Extracted information below:
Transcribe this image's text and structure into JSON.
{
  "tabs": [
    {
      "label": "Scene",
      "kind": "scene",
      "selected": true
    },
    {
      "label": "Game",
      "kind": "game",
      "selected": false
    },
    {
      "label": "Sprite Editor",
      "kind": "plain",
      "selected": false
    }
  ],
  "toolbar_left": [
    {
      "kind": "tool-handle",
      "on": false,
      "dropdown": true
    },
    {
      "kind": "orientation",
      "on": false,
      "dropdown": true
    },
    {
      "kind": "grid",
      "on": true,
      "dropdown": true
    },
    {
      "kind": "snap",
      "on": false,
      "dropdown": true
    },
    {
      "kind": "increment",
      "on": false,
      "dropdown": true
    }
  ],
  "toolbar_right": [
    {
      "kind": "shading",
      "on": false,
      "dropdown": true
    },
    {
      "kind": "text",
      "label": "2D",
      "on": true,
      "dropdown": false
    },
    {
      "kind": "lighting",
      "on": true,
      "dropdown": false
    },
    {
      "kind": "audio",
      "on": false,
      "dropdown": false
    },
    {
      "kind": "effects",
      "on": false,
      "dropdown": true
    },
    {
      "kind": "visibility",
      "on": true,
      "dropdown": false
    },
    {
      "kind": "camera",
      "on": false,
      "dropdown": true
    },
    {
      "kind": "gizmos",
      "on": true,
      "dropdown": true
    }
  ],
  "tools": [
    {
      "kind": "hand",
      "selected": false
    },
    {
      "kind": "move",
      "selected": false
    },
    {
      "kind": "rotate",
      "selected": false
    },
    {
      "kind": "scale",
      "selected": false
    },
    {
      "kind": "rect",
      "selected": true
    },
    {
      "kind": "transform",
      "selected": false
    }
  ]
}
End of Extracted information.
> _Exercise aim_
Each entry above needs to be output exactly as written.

> _Answer below_
Transcribe this image's text and structure into JSON.
{
  "tabs": [
    {
      "label": "Scene",
      "kind": "scene",
      "selected": true
    },
    {
      "label": "Game",
      "kind": "game",
      "selected": false
    },
    {
      "label": "Sprite Editor",
      "kind": "plain",
      "selected": false
    }
  ],
  "toolbar_left": [
    {
      "kind": "tool-handle",
      "on": false,
      "dropdown": true
    },
    {
      "kind": "orientation",
      "on": false,
      "dropdown": true
    },
    {
      "kind": "grid",
      "on": true,
      "dropdown": true
    },
    {
      "kind": "snap",
      "on": false,
      "dropdown": true
    },
    {
      "kind": "increment",
      "on": false,
      "dropdown": true
    }
  ],
  "toolbar_right": [
    {
      "kind": "shading",
      "on": false,
      "dropdown": true
    },
    {
      "kind": "text",
      "label": "2D",
      "on": true,
      "dropdown": false
    },
    {
      "kind": "lighting",
      "on": true,
      "dropdown": false
    },
    {
      "kind": "audio",
      "on": false,
      "dropdown": false
    },
    {
      "kind": "effects",
      "on": false,
      "dropdown": true
    },
    {
      "kind": "visibility",
      "on": true,
      "dropdown": false
    },
    {
      "kind": "camera",
      "on": false,
      "dropdown": true
    },
    {
      "kind": "gizmos",
      "on": true,
      "dropdown": true
    }
  ],
  "tools": [
    {
      "kind": "hand",
      "selected": false
    },
    {
      "kind": "move",
      "selected": false
    },
    {
      "kind": "rotate",
      "selected": false
    },
    {
      "kind": "scale",
      "selected": false
    },
    {
      "kind": "rect",
      "selected": true
    },
    {
      "kind": "transform",
      "selected": false
    }
  ]
}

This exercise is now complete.